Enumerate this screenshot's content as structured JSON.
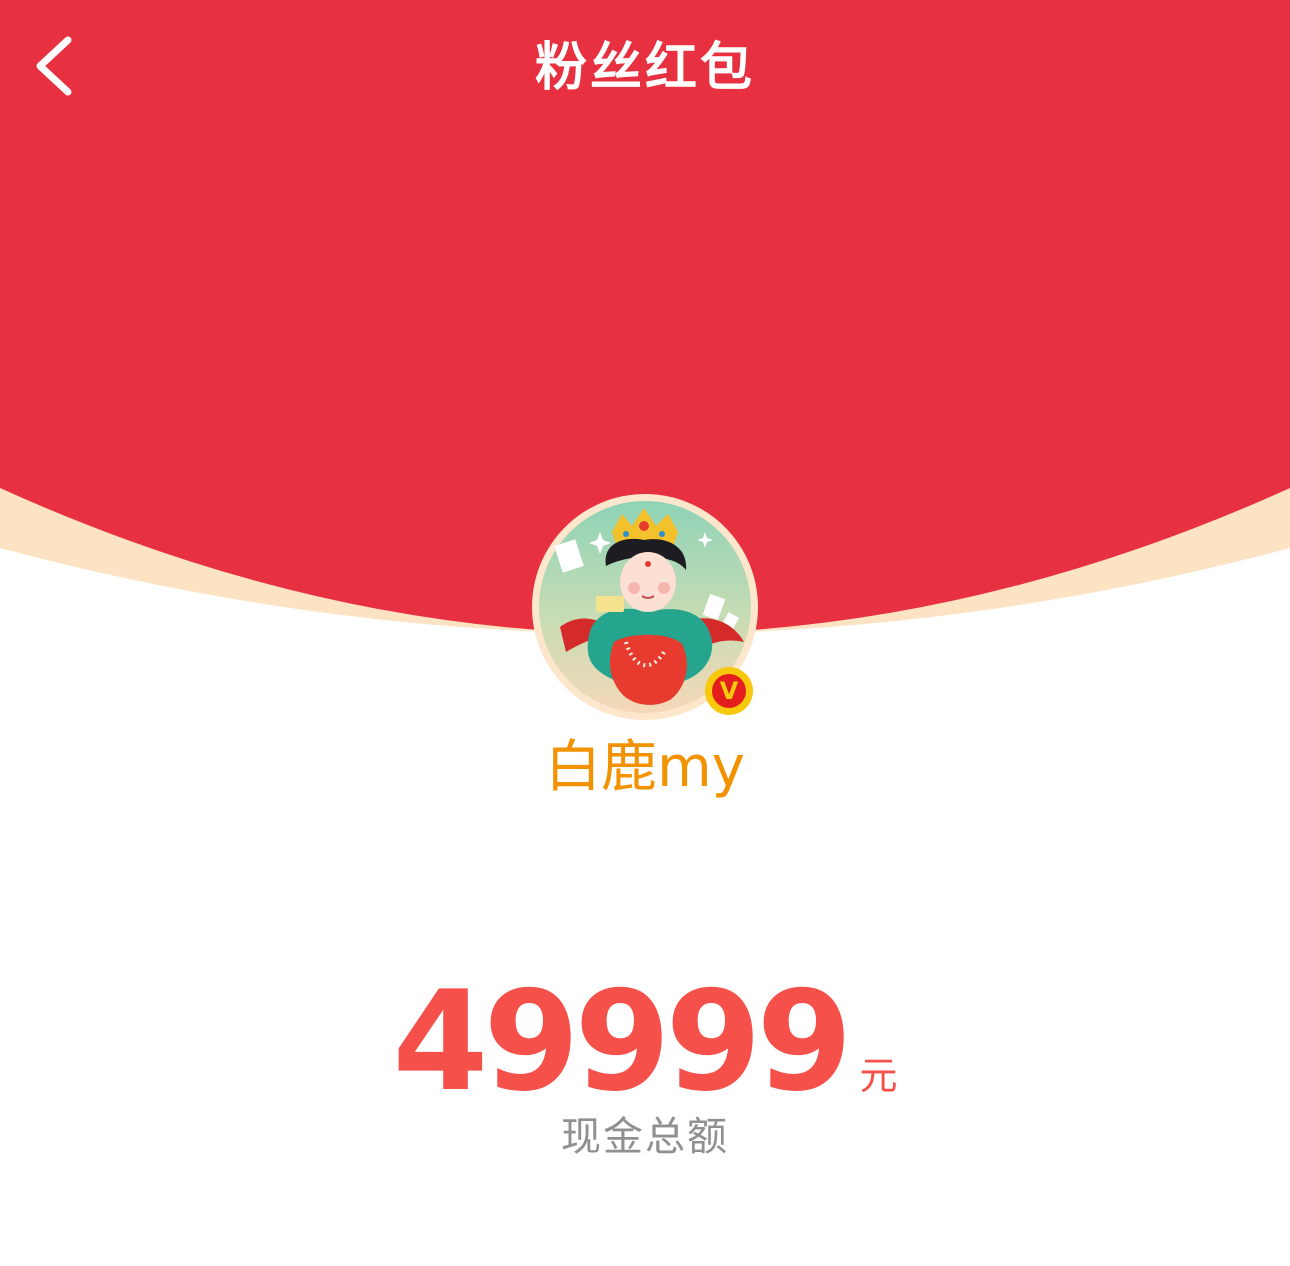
{
  "header": {
    "title": "粉丝红包",
    "back_icon": "chevron-left-icon"
  },
  "profile": {
    "username": "白鹿my",
    "avatar_icon": "avatar-illustration",
    "verified_badge": "V",
    "verified_icon": "verified-badge-icon"
  },
  "amount": {
    "value": "49999",
    "unit": "元",
    "label": "现金总额"
  },
  "colors": {
    "primary_red": "#e83140",
    "cream_rim": "#fbe3c3",
    "username": "#f39200",
    "amount": "#f5504a",
    "label_gray": "#909090",
    "badge_gold": "#f8c80c",
    "badge_red": "#e41e1e"
  }
}
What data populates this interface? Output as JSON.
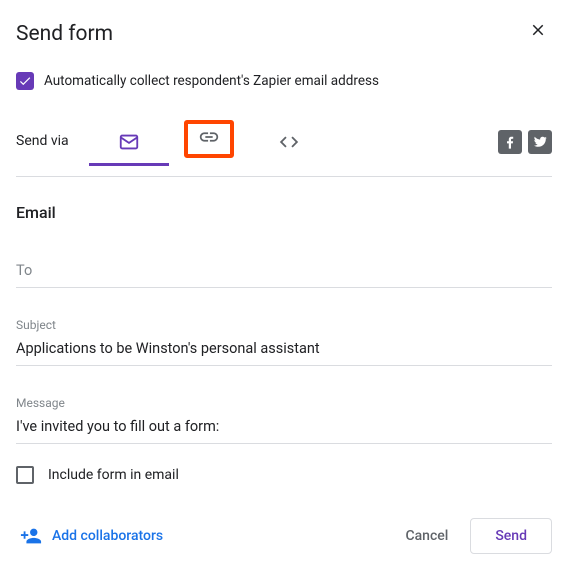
{
  "dialog": {
    "title": "Send form"
  },
  "collect": {
    "label": "Automatically collect respondent's Zapier email address",
    "checked": true
  },
  "sendVia": {
    "label": "Send via"
  },
  "section": {
    "email_title": "Email"
  },
  "fields": {
    "to_placeholder": "To",
    "to_value": "",
    "subject_label": "Subject",
    "subject_value": "Applications to be Winston's personal assistant",
    "message_label": "Message",
    "message_value": "I've invited you to fill out a form:"
  },
  "include": {
    "label": "Include form in email",
    "checked": false
  },
  "footer": {
    "add_collaborators": "Add collaborators",
    "cancel": "Cancel",
    "send": "Send"
  },
  "colors": {
    "accent": "#673ab7",
    "highlight_border": "#ff4500",
    "link": "#1a73e8"
  }
}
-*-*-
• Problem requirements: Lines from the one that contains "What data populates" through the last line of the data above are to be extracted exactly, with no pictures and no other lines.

• Solution for this exercise:
What data populates this interface? Output as JSON.
{
  "dialog": {
    "title": "Send form"
  },
  "collect": {
    "label": "Automatically collect respondent's Zapier email address",
    "checked": true
  },
  "sendVia": {
    "label": "Send via"
  },
  "section": {
    "email_title": "Email"
  },
  "fields": {
    "to_placeholder": "To",
    "to_value": "",
    "subject_label": "Subject",
    "subject_value": "Applications to be Winston's personal assistant",
    "message_label": "Message",
    "message_value": "I've invited you to fill out a form:"
  },
  "include": {
    "label": "Include form in email",
    "checked": false
  },
  "footer": {
    "add_collaborators": "Add collaborators",
    "cancel": "Cancel",
    "send": "Send"
  },
  "colors": {
    "accent": "#673ab7",
    "highlight_border": "#ff4500",
    "link": "#1a73e8"
  }
}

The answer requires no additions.